§ TASK ITEM
Report each line of the records where "mounting" occurs.

Interface dataset entries:
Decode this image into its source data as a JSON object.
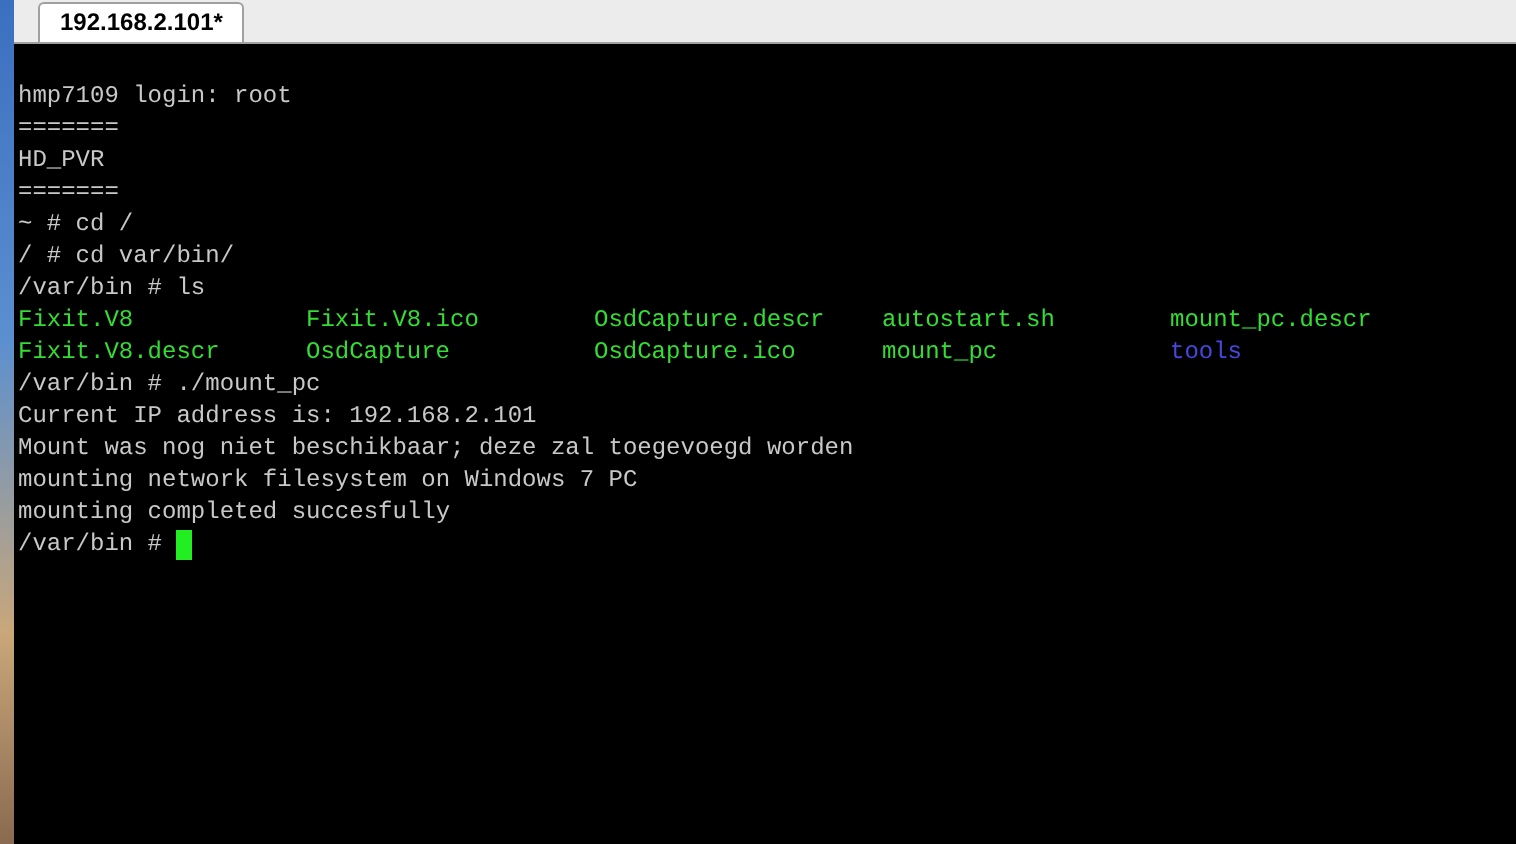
{
  "tabs": [
    {
      "label": "192.168.2.101*",
      "selected": true
    }
  ],
  "terminal": {
    "lines": [
      {
        "kind": "text",
        "text": "hmp7109 login: root"
      },
      {
        "kind": "text",
        "text": "======="
      },
      {
        "kind": "text",
        "text": "HD_PVR"
      },
      {
        "kind": "text",
        "text": "======="
      },
      {
        "kind": "text",
        "text": "~ # cd /"
      },
      {
        "kind": "text",
        "text": "/ # cd var/bin/"
      },
      {
        "kind": "text",
        "text": "/var/bin # ls"
      },
      {
        "kind": "listing",
        "entries": [
          {
            "text": "Fixit.V8",
            "color": "#33dd33"
          },
          {
            "text": "Fixit.V8.ico",
            "color": "#33dd33"
          },
          {
            "text": "OsdCapture.descr",
            "color": "#33dd33"
          },
          {
            "text": "autostart.sh",
            "color": "#33dd33"
          },
          {
            "text": "mount_pc.descr",
            "color": "#33dd33"
          }
        ]
      },
      {
        "kind": "listing",
        "entries": [
          {
            "text": "Fixit.V8.descr",
            "color": "#33dd33"
          },
          {
            "text": "OsdCapture",
            "color": "#33dd33"
          },
          {
            "text": "OsdCapture.ico",
            "color": "#33dd33"
          },
          {
            "text": "mount_pc",
            "color": "#33dd33"
          },
          {
            "text": "tools",
            "color": "#4646e0"
          }
        ]
      },
      {
        "kind": "text",
        "text": "/var/bin # ./mount_pc"
      },
      {
        "kind": "text",
        "text": "Current IP address is: 192.168.2.101"
      },
      {
        "kind": "text",
        "text": "Mount was nog niet beschikbaar; deze zal toegevoegd worden"
      },
      {
        "kind": "text",
        "text": "mounting network filesystem on Windows 7 PC"
      },
      {
        "kind": "text",
        "text": "mounting completed succesfully"
      },
      {
        "kind": "prompt",
        "text": "/var/bin #"
      }
    ],
    "cursor_visible": true
  }
}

§ SOLUTION
        "text": "mounting network filesystem on Windows 7 PC"
        "text": "mounting completed succesfully"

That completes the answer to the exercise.